*TASK DIRECTIONS*
If a line in the data holds "arrow", copy that line out in full.

*MATERIAL TO PROCESS*
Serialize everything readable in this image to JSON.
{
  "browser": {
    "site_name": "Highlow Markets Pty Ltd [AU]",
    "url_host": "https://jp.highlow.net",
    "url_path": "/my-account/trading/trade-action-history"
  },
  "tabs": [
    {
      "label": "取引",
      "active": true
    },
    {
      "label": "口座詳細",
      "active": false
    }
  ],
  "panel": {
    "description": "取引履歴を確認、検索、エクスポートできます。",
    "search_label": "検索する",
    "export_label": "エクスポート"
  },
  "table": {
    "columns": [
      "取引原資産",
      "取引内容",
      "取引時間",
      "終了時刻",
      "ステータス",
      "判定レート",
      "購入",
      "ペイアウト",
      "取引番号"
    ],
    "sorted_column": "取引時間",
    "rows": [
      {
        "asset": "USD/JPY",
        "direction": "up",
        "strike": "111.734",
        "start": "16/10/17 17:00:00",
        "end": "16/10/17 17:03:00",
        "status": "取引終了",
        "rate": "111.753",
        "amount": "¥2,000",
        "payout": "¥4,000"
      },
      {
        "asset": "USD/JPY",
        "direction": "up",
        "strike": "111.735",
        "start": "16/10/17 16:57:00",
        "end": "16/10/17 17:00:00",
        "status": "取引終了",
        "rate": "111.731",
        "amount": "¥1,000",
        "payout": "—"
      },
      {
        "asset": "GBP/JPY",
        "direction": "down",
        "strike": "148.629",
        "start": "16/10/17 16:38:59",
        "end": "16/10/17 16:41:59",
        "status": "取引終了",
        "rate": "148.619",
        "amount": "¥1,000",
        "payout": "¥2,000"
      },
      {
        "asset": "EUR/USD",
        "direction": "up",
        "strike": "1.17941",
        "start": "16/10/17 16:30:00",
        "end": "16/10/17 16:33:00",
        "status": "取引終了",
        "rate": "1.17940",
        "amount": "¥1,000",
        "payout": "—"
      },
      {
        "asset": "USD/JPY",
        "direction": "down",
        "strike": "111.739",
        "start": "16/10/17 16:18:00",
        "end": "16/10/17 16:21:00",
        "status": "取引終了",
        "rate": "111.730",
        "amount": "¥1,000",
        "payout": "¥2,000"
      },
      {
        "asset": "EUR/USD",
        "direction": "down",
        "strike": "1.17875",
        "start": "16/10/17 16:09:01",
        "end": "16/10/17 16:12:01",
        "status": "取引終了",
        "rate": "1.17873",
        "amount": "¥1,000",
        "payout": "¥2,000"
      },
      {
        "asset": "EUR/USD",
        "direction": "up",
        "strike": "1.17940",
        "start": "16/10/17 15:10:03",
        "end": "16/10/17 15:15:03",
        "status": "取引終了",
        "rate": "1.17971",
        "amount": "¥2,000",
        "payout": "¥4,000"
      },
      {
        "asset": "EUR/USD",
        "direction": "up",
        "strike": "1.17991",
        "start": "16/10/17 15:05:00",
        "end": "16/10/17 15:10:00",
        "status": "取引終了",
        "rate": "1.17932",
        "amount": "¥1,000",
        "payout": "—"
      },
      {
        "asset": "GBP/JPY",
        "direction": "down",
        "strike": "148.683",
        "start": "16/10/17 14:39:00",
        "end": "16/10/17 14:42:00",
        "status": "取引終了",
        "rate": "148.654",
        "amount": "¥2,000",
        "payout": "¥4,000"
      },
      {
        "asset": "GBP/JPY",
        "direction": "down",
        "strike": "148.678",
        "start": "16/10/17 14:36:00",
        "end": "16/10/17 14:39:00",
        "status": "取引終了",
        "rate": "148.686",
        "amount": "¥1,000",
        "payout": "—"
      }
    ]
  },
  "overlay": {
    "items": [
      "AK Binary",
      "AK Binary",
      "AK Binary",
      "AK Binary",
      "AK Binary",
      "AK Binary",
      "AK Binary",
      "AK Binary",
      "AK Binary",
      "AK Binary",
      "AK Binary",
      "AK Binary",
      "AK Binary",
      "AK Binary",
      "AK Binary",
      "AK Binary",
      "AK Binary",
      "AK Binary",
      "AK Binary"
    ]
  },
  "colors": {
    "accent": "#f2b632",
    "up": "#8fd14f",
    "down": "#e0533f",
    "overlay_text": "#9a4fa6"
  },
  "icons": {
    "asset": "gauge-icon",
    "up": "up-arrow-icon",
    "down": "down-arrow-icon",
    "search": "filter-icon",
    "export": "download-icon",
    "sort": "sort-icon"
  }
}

*THE ANSWER*
    "up": "up-arrow-icon",
    "down": "down-arrow-icon",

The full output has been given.